The Supreme Court has announced its decision to hear an appeal lodged by Starbucks concerning an ongoing dispute with the National Labor Relations Board (NLRB) related to workers’ attempts to unionize at a Memphis, Tennessee store. This case stands as a focal point in the overarching, two-year endeavor to unionize Starbucks’ corporate-owned establishments across the United States.
The genesis of the legal wrangling dates back to February 2022 when Starbucks terminated seven employees in Memphis, ostensibly due to safety concerns. The company contended that these employees violated protocol by reopening the store after closing hours, allowing non-employees, including a television crew, to enter and freely move within the premises.
Contrarily, the NLRB asserted that Starbucks unlawfully impeded workers’ organizational rights and contended that the store habitually permitted employee gatherings post-closure. Consequently, the NLRB sought an immediate injunction from a federal judge mandating Starbucks to reinstate the terminated workers.
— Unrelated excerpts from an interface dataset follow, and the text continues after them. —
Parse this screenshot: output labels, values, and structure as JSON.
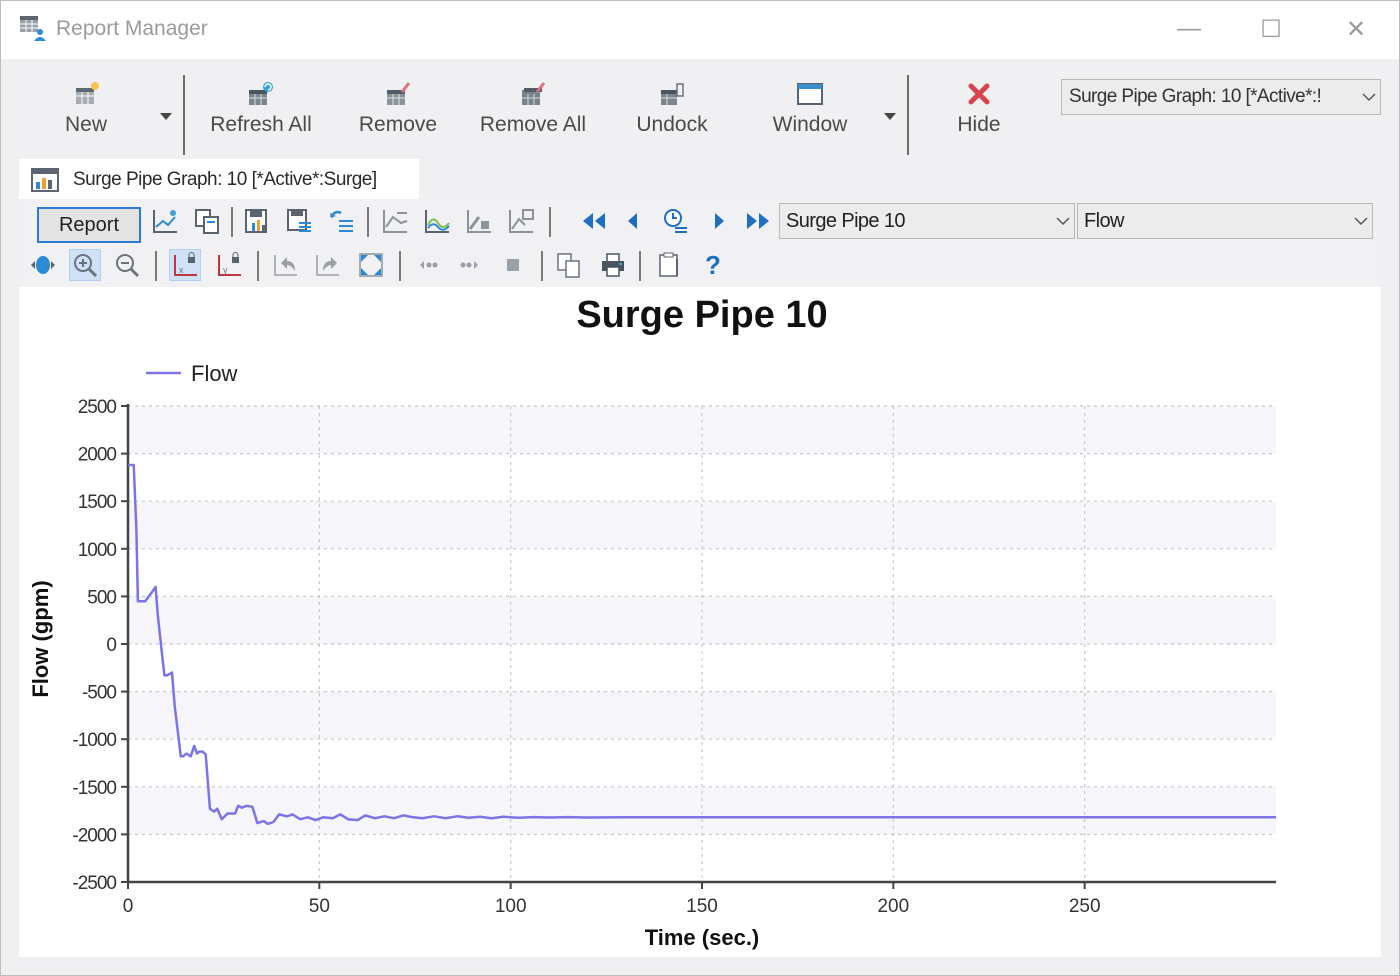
{
  "window": {
    "title": "Report Manager",
    "controls": {
      "minimize": "—",
      "maximize": "☐",
      "close": "✕"
    }
  },
  "ribbon": {
    "buttons": [
      {
        "label": "New",
        "icon": "new-report-icon"
      },
      {
        "label": "Refresh All",
        "icon": "refresh-all-icon"
      },
      {
        "label": "Remove",
        "icon": "remove-icon"
      },
      {
        "label": "Remove All",
        "icon": "remove-all-icon"
      },
      {
        "label": "Undock",
        "icon": "undock-icon"
      },
      {
        "label": "Window",
        "icon": "window-icon"
      },
      {
        "label": "Hide",
        "icon": "hide-icon"
      }
    ],
    "active_report_select": "Surge Pipe Graph: 10 [*Active*:Surge]",
    "active_report_select_display": "Surge Pipe Graph: 10 [*Active*:!"
  },
  "doc_tab": {
    "label": "Surge Pipe Graph: 10 [*Active*:Surge]"
  },
  "graph_toolbar": {
    "report_label": "Report",
    "element_select": "Surge Pipe 10",
    "field_select": "Flow",
    "help_glyph": "?"
  },
  "colors": {
    "series": "#7b74e6",
    "accent": "#2c7bd6",
    "hide": "#d9434e",
    "nav": "#1e6fc0"
  },
  "chart_data": {
    "type": "line",
    "title": "Surge Pipe 10",
    "xlabel": "Time (sec.)",
    "ylabel": "Flow (gpm)",
    "xlim": [
      0,
      300
    ],
    "ylim": [
      -2500,
      2500
    ],
    "xticks": [
      0,
      50,
      100,
      150,
      200,
      250
    ],
    "yticks": [
      2500,
      2000,
      1500,
      1000,
      500,
      0,
      -500,
      -1000,
      -1500,
      -2000,
      -2500
    ],
    "grid": true,
    "legend": {
      "position": "top-left",
      "entries": [
        "Flow"
      ]
    },
    "series": [
      {
        "name": "Flow",
        "x": [
          0,
          1.5,
          2.2,
          2.6,
          4.5,
          6.5,
          7.2,
          7.8,
          9.5,
          10.2,
          11.5,
          12.2,
          13.8,
          14.4,
          15.3,
          16.4,
          17.3,
          18.0,
          18.6,
          19.5,
          20.3,
          21.4,
          22.5,
          23.3,
          24.5,
          26.0,
          28.0,
          28.8,
          29.8,
          31.0,
          32.5,
          33.8,
          35.5,
          36.5,
          38.0,
          39.5,
          41.5,
          43.0,
          45.0,
          47.0,
          49.0,
          51.0,
          53.5,
          55.5,
          57.5,
          60.0,
          62.0,
          64.5,
          67.0,
          69.5,
          72.0,
          74.5,
          77.0,
          80.0,
          83.0,
          86.0,
          89.0,
          92.0,
          95.0,
          98.0,
          102.0,
          106.0,
          110.0,
          115.0,
          120.0,
          130.0,
          140.0,
          160.0,
          200.0,
          250.0,
          300.0
        ],
        "y": [
          1880,
          1880,
          1200,
          450,
          450,
          560,
          600,
          300,
          -330,
          -330,
          -300,
          -650,
          -1180,
          -1180,
          -1150,
          -1180,
          -1070,
          -1150,
          -1130,
          -1130,
          -1160,
          -1730,
          -1760,
          -1730,
          -1840,
          -1780,
          -1780,
          -1700,
          -1720,
          -1700,
          -1710,
          -1880,
          -1860,
          -1890,
          -1870,
          -1790,
          -1810,
          -1790,
          -1840,
          -1820,
          -1850,
          -1820,
          -1830,
          -1790,
          -1840,
          -1850,
          -1800,
          -1830,
          -1810,
          -1830,
          -1800,
          -1820,
          -1830,
          -1810,
          -1830,
          -1810,
          -1825,
          -1815,
          -1830,
          -1815,
          -1825,
          -1818,
          -1822,
          -1818,
          -1822,
          -1820,
          -1820,
          -1820,
          -1820,
          -1820,
          -1820
        ]
      }
    ]
  }
}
In a pivotal ruling in August 2022, a federal judge sided with the NLRB, compelling Starbucks to reinstate the workers. This decision found affirmation in the Sixth U.S. Circuit Court of Appeals. Starbucks, dissatisfied with the outcome, escalated the matter to the Supreme Court, challenging the standard employed by lower courts when issuing orders amidst labor disputes.
The crux of the legal matter revolves around the criteria courts should employ when deciding whether to issue orders against businesses embroiled in labor disputes. Starbucks contends that the lower courts, in this instance, applied a lenient standard, whereas other federal courts have adopted a more stringent approach. The company articulated its position, stating, “We are pleased the Supreme Court has decided to consider our request to level the playing field for all U.S. employers.”
Conversely, Workers United, the union spearheading efforts to organize Starbucks workers, alleges that Starbucks seeks to undermine the NLRB’s ability to hold companies accountable. Emphasizing the alleged violation of federal law, Workers United stated, “There’s no doubt that Starbucks broke federal law by firing workers in Memphis for joining together in a union.”
Notably, the Memphis store eventually voted to unionize, joining a growing cohort of at least 370 Starbucks stores that have opted for unionization since late 2021. The Supreme Court’s forthcoming deliberations on this appeal hold broader implications for labor relations in the United States.